So how cold is it?
It’s as cold as iron. As cold as stone. “Colder than a polar bear’s toenails,” OutKast sang.
“It’s so cold the dogs are sticking to the sidewalks,” Thornton Wilder wrote.
It’s colder than a brass toilet seat. Colder than a witch’s … I better not say. Colder than a well-digger’s … I better not say.
It’ll be a cold day in hell, when hell freezes over.
You can give an icy stare, take a cold hard look, or give someone the cold shoulder. But keep a cool head, otherwise you might get left out in the cold.
You can break out in a cold sweat. You can be chilled to the bone. You can shiver your timbers.
You can have a cold in your nose, or a cold in your head, or maybe you just have a stone cold heart.
Why is a cold sore the same thing as a fever blister?
You starve a fever, but feed a cold. You could feed it cold cuts, or cool beans, or revenge, which is a dish best served cold.
You can be as cool as a cucumber, or as cold as ice, or a cold fish.
You can make a cold call. You can offer cold comfort. You can go cold turkey. You can throw cold water on that idea.
You can cool your heels, but you might get cold feet.
You can cool down, or freeze up. You can cool off, or chill out. Just don’t lose your cool.
I don’t want to wake up in the cold, cold ground, in the cold light of day.
I do want a cool million in cold hard cash.
Hank Williams sang “Cold, Cold Heart.” Foreigner sang “Cold as Ice.” The Rolling Stones sang “She’s So Cold.” Baby, it’s cold outside. Do you want to build a snowman?

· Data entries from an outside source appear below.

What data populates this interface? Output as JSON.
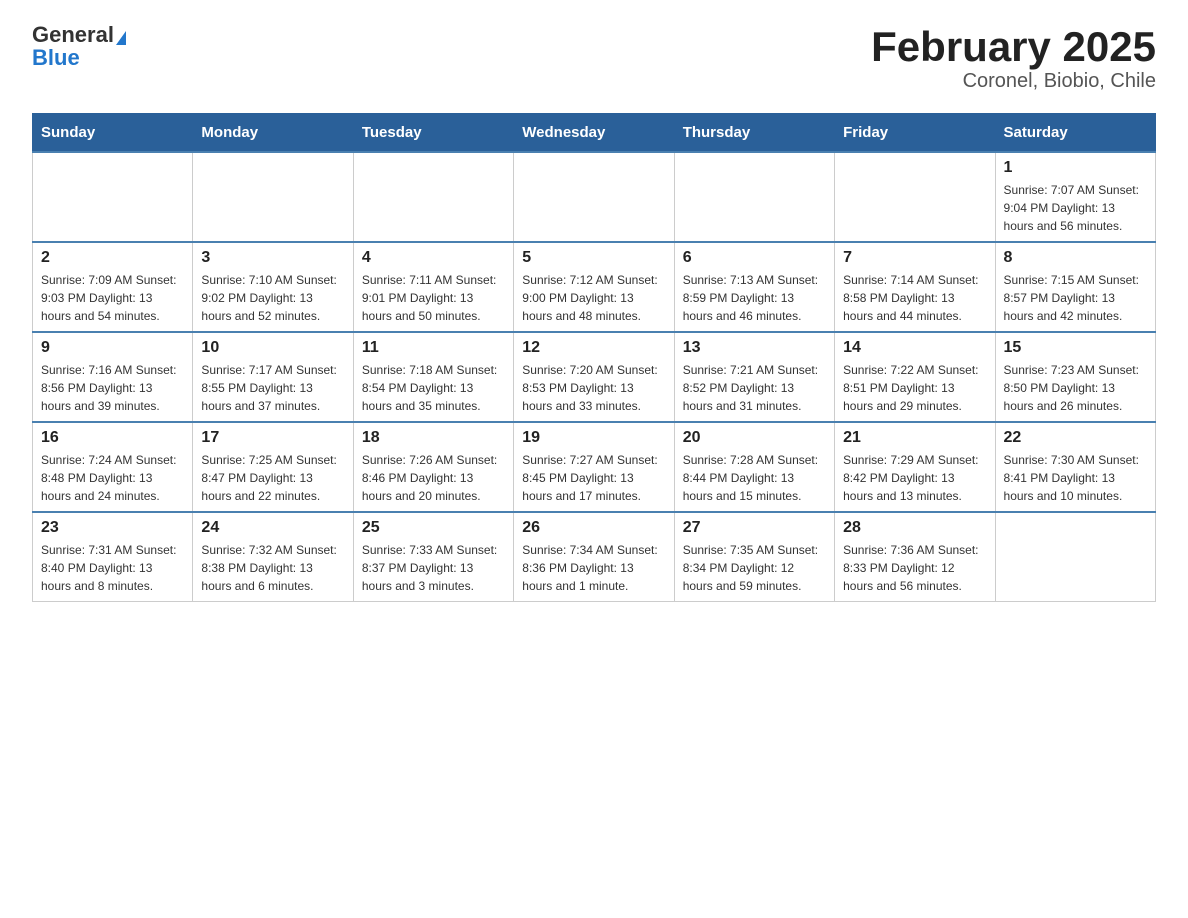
{
  "header": {
    "logo_general": "General",
    "logo_blue": "Blue",
    "title": "February 2025",
    "subtitle": "Coronel, Biobio, Chile"
  },
  "weekdays": [
    "Sunday",
    "Monday",
    "Tuesday",
    "Wednesday",
    "Thursday",
    "Friday",
    "Saturday"
  ],
  "weeks": [
    [
      {
        "day": "",
        "info": ""
      },
      {
        "day": "",
        "info": ""
      },
      {
        "day": "",
        "info": ""
      },
      {
        "day": "",
        "info": ""
      },
      {
        "day": "",
        "info": ""
      },
      {
        "day": "",
        "info": ""
      },
      {
        "day": "1",
        "info": "Sunrise: 7:07 AM\nSunset: 9:04 PM\nDaylight: 13 hours and 56 minutes."
      }
    ],
    [
      {
        "day": "2",
        "info": "Sunrise: 7:09 AM\nSunset: 9:03 PM\nDaylight: 13 hours and 54 minutes."
      },
      {
        "day": "3",
        "info": "Sunrise: 7:10 AM\nSunset: 9:02 PM\nDaylight: 13 hours and 52 minutes."
      },
      {
        "day": "4",
        "info": "Sunrise: 7:11 AM\nSunset: 9:01 PM\nDaylight: 13 hours and 50 minutes."
      },
      {
        "day": "5",
        "info": "Sunrise: 7:12 AM\nSunset: 9:00 PM\nDaylight: 13 hours and 48 minutes."
      },
      {
        "day": "6",
        "info": "Sunrise: 7:13 AM\nSunset: 8:59 PM\nDaylight: 13 hours and 46 minutes."
      },
      {
        "day": "7",
        "info": "Sunrise: 7:14 AM\nSunset: 8:58 PM\nDaylight: 13 hours and 44 minutes."
      },
      {
        "day": "8",
        "info": "Sunrise: 7:15 AM\nSunset: 8:57 PM\nDaylight: 13 hours and 42 minutes."
      }
    ],
    [
      {
        "day": "9",
        "info": "Sunrise: 7:16 AM\nSunset: 8:56 PM\nDaylight: 13 hours and 39 minutes."
      },
      {
        "day": "10",
        "info": "Sunrise: 7:17 AM\nSunset: 8:55 PM\nDaylight: 13 hours and 37 minutes."
      },
      {
        "day": "11",
        "info": "Sunrise: 7:18 AM\nSunset: 8:54 PM\nDaylight: 13 hours and 35 minutes."
      },
      {
        "day": "12",
        "info": "Sunrise: 7:20 AM\nSunset: 8:53 PM\nDaylight: 13 hours and 33 minutes."
      },
      {
        "day": "13",
        "info": "Sunrise: 7:21 AM\nSunset: 8:52 PM\nDaylight: 13 hours and 31 minutes."
      },
      {
        "day": "14",
        "info": "Sunrise: 7:22 AM\nSunset: 8:51 PM\nDaylight: 13 hours and 29 minutes."
      },
      {
        "day": "15",
        "info": "Sunrise: 7:23 AM\nSunset: 8:50 PM\nDaylight: 13 hours and 26 minutes."
      }
    ],
    [
      {
        "day": "16",
        "info": "Sunrise: 7:24 AM\nSunset: 8:48 PM\nDaylight: 13 hours and 24 minutes."
      },
      {
        "day": "17",
        "info": "Sunrise: 7:25 AM\nSunset: 8:47 PM\nDaylight: 13 hours and 22 minutes."
      },
      {
        "day": "18",
        "info": "Sunrise: 7:26 AM\nSunset: 8:46 PM\nDaylight: 13 hours and 20 minutes."
      },
      {
        "day": "19",
        "info": "Sunrise: 7:27 AM\nSunset: 8:45 PM\nDaylight: 13 hours and 17 minutes."
      },
      {
        "day": "20",
        "info": "Sunrise: 7:28 AM\nSunset: 8:44 PM\nDaylight: 13 hours and 15 minutes."
      },
      {
        "day": "21",
        "info": "Sunrise: 7:29 AM\nSunset: 8:42 PM\nDaylight: 13 hours and 13 minutes."
      },
      {
        "day": "22",
        "info": "Sunrise: 7:30 AM\nSunset: 8:41 PM\nDaylight: 13 hours and 10 minutes."
      }
    ],
    [
      {
        "day": "23",
        "info": "Sunrise: 7:31 AM\nSunset: 8:40 PM\nDaylight: 13 hours and 8 minutes."
      },
      {
        "day": "24",
        "info": "Sunrise: 7:32 AM\nSunset: 8:38 PM\nDaylight: 13 hours and 6 minutes."
      },
      {
        "day": "25",
        "info": "Sunrise: 7:33 AM\nSunset: 8:37 PM\nDaylight: 13 hours and 3 minutes."
      },
      {
        "day": "26",
        "info": "Sunrise: 7:34 AM\nSunset: 8:36 PM\nDaylight: 13 hours and 1 minute."
      },
      {
        "day": "27",
        "info": "Sunrise: 7:35 AM\nSunset: 8:34 PM\nDaylight: 12 hours and 59 minutes."
      },
      {
        "day": "28",
        "info": "Sunrise: 7:36 AM\nSunset: 8:33 PM\nDaylight: 12 hours and 56 minutes."
      },
      {
        "day": "",
        "info": ""
      }
    ]
  ]
}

Some famous cold people: Jack Frost, Steve “Stone Cold” Austin, Mr. Freeze, Cool Hand Luke, The Spy Who Came in from the Cold.

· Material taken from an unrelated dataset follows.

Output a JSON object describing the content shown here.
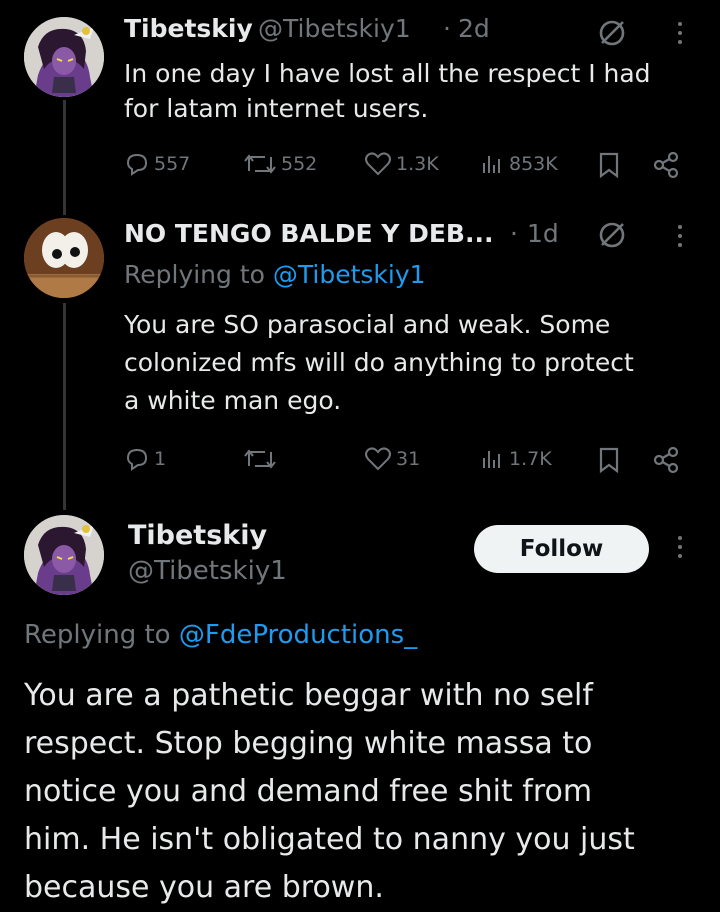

There are at least three rappers with cold names: Ice Cube, Ice T, Vanilla Ice. You can use that fun fact as an icebreaker at your next party.

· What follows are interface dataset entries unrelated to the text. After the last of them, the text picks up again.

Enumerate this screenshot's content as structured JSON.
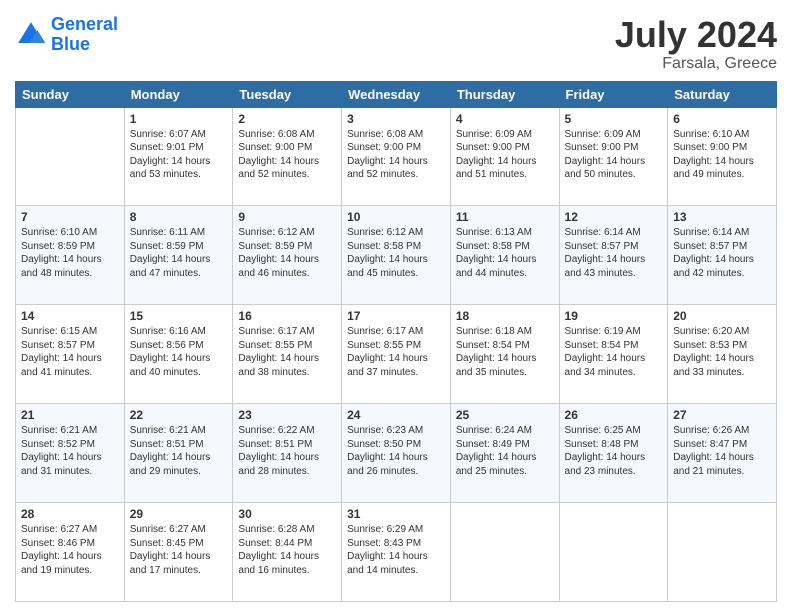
{
  "logo": {
    "line1": "General",
    "line2": "Blue"
  },
  "title": "July 2024",
  "subtitle": "Farsala, Greece",
  "weekdays": [
    "Sunday",
    "Monday",
    "Tuesday",
    "Wednesday",
    "Thursday",
    "Friday",
    "Saturday"
  ],
  "weeks": [
    [
      {
        "day": "",
        "sunrise": "",
        "sunset": "",
        "daylight": ""
      },
      {
        "day": "1",
        "sunrise": "Sunrise: 6:07 AM",
        "sunset": "Sunset: 9:01 PM",
        "daylight": "Daylight: 14 hours and 53 minutes."
      },
      {
        "day": "2",
        "sunrise": "Sunrise: 6:08 AM",
        "sunset": "Sunset: 9:00 PM",
        "daylight": "Daylight: 14 hours and 52 minutes."
      },
      {
        "day": "3",
        "sunrise": "Sunrise: 6:08 AM",
        "sunset": "Sunset: 9:00 PM",
        "daylight": "Daylight: 14 hours and 52 minutes."
      },
      {
        "day": "4",
        "sunrise": "Sunrise: 6:09 AM",
        "sunset": "Sunset: 9:00 PM",
        "daylight": "Daylight: 14 hours and 51 minutes."
      },
      {
        "day": "5",
        "sunrise": "Sunrise: 6:09 AM",
        "sunset": "Sunset: 9:00 PM",
        "daylight": "Daylight: 14 hours and 50 minutes."
      },
      {
        "day": "6",
        "sunrise": "Sunrise: 6:10 AM",
        "sunset": "Sunset: 9:00 PM",
        "daylight": "Daylight: 14 hours and 49 minutes."
      }
    ],
    [
      {
        "day": "7",
        "sunrise": "Sunrise: 6:10 AM",
        "sunset": "Sunset: 8:59 PM",
        "daylight": "Daylight: 14 hours and 48 minutes."
      },
      {
        "day": "8",
        "sunrise": "Sunrise: 6:11 AM",
        "sunset": "Sunset: 8:59 PM",
        "daylight": "Daylight: 14 hours and 47 minutes."
      },
      {
        "day": "9",
        "sunrise": "Sunrise: 6:12 AM",
        "sunset": "Sunset: 8:59 PM",
        "daylight": "Daylight: 14 hours and 46 minutes."
      },
      {
        "day": "10",
        "sunrise": "Sunrise: 6:12 AM",
        "sunset": "Sunset: 8:58 PM",
        "daylight": "Daylight: 14 hours and 45 minutes."
      },
      {
        "day": "11",
        "sunrise": "Sunrise: 6:13 AM",
        "sunset": "Sunset: 8:58 PM",
        "daylight": "Daylight: 14 hours and 44 minutes."
      },
      {
        "day": "12",
        "sunrise": "Sunrise: 6:14 AM",
        "sunset": "Sunset: 8:57 PM",
        "daylight": "Daylight: 14 hours and 43 minutes."
      },
      {
        "day": "13",
        "sunrise": "Sunrise: 6:14 AM",
        "sunset": "Sunset: 8:57 PM",
        "daylight": "Daylight: 14 hours and 42 minutes."
      }
    ],
    [
      {
        "day": "14",
        "sunrise": "Sunrise: 6:15 AM",
        "sunset": "Sunset: 8:57 PM",
        "daylight": "Daylight: 14 hours and 41 minutes."
      },
      {
        "day": "15",
        "sunrise": "Sunrise: 6:16 AM",
        "sunset": "Sunset: 8:56 PM",
        "daylight": "Daylight: 14 hours and 40 minutes."
      },
      {
        "day": "16",
        "sunrise": "Sunrise: 6:17 AM",
        "sunset": "Sunset: 8:55 PM",
        "daylight": "Daylight: 14 hours and 38 minutes."
      },
      {
        "day": "17",
        "sunrise": "Sunrise: 6:17 AM",
        "sunset": "Sunset: 8:55 PM",
        "daylight": "Daylight: 14 hours and 37 minutes."
      },
      {
        "day": "18",
        "sunrise": "Sunrise: 6:18 AM",
        "sunset": "Sunset: 8:54 PM",
        "daylight": "Daylight: 14 hours and 35 minutes."
      },
      {
        "day": "19",
        "sunrise": "Sunrise: 6:19 AM",
        "sunset": "Sunset: 8:54 PM",
        "daylight": "Daylight: 14 hours and 34 minutes."
      },
      {
        "day": "20",
        "sunrise": "Sunrise: 6:20 AM",
        "sunset": "Sunset: 8:53 PM",
        "daylight": "Daylight: 14 hours and 33 minutes."
      }
    ],
    [
      {
        "day": "21",
        "sunrise": "Sunrise: 6:21 AM",
        "sunset": "Sunset: 8:52 PM",
        "daylight": "Daylight: 14 hours and 31 minutes."
      },
      {
        "day": "22",
        "sunrise": "Sunrise: 6:21 AM",
        "sunset": "Sunset: 8:51 PM",
        "daylight": "Daylight: 14 hours and 29 minutes."
      },
      {
        "day": "23",
        "sunrise": "Sunrise: 6:22 AM",
        "sunset": "Sunset: 8:51 PM",
        "daylight": "Daylight: 14 hours and 28 minutes."
      },
      {
        "day": "24",
        "sunrise": "Sunrise: 6:23 AM",
        "sunset": "Sunset: 8:50 PM",
        "daylight": "Daylight: 14 hours and 26 minutes."
      },
      {
        "day": "25",
        "sunrise": "Sunrise: 6:24 AM",
        "sunset": "Sunset: 8:49 PM",
        "daylight": "Daylight: 14 hours and 25 minutes."
      },
      {
        "day": "26",
        "sunrise": "Sunrise: 6:25 AM",
        "sunset": "Sunset: 8:48 PM",
        "daylight": "Daylight: 14 hours and 23 minutes."
      },
      {
        "day": "27",
        "sunrise": "Sunrise: 6:26 AM",
        "sunset": "Sunset: 8:47 PM",
        "daylight": "Daylight: 14 hours and 21 minutes."
      }
    ],
    [
      {
        "day": "28",
        "sunrise": "Sunrise: 6:27 AM",
        "sunset": "Sunset: 8:46 PM",
        "daylight": "Daylight: 14 hours and 19 minutes."
      },
      {
        "day": "29",
        "sunrise": "Sunrise: 6:27 AM",
        "sunset": "Sunset: 8:45 PM",
        "daylight": "Daylight: 14 hours and 17 minutes."
      },
      {
        "day": "30",
        "sunrise": "Sunrise: 6:28 AM",
        "sunset": "Sunset: 8:44 PM",
        "daylight": "Daylight: 14 hours and 16 minutes."
      },
      {
        "day": "31",
        "sunrise": "Sunrise: 6:29 AM",
        "sunset": "Sunset: 8:43 PM",
        "daylight": "Daylight: 14 hours and 14 minutes."
      },
      {
        "day": "",
        "sunrise": "",
        "sunset": "",
        "daylight": ""
      },
      {
        "day": "",
        "sunrise": "",
        "sunset": "",
        "daylight": ""
      },
      {
        "day": "",
        "sunrise": "",
        "sunset": "",
        "daylight": ""
      }
    ]
  ]
}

Poets have opined about being cold. “Love keeps the cold out better than a cloak,” wrote Henry Wadsworth Longfellow. “The cold earth slept below; Above the cold sky shone,” wrote Percy Bysshe Shelley. “In winter, all the singing is in the tops of the trees,” wrote Mary Oliver.
Shakespeare waged a cold war against winter: “barren winter, with his wrathful nipping cold” … “beauty o’ersnow’d and bareness everywhere” … “the icy fang and churlish chiding of the winter’s wind.”
Winter is coming. It’s the winter of our discontent.
Everybody complains about the weather, but nobody does anything about it.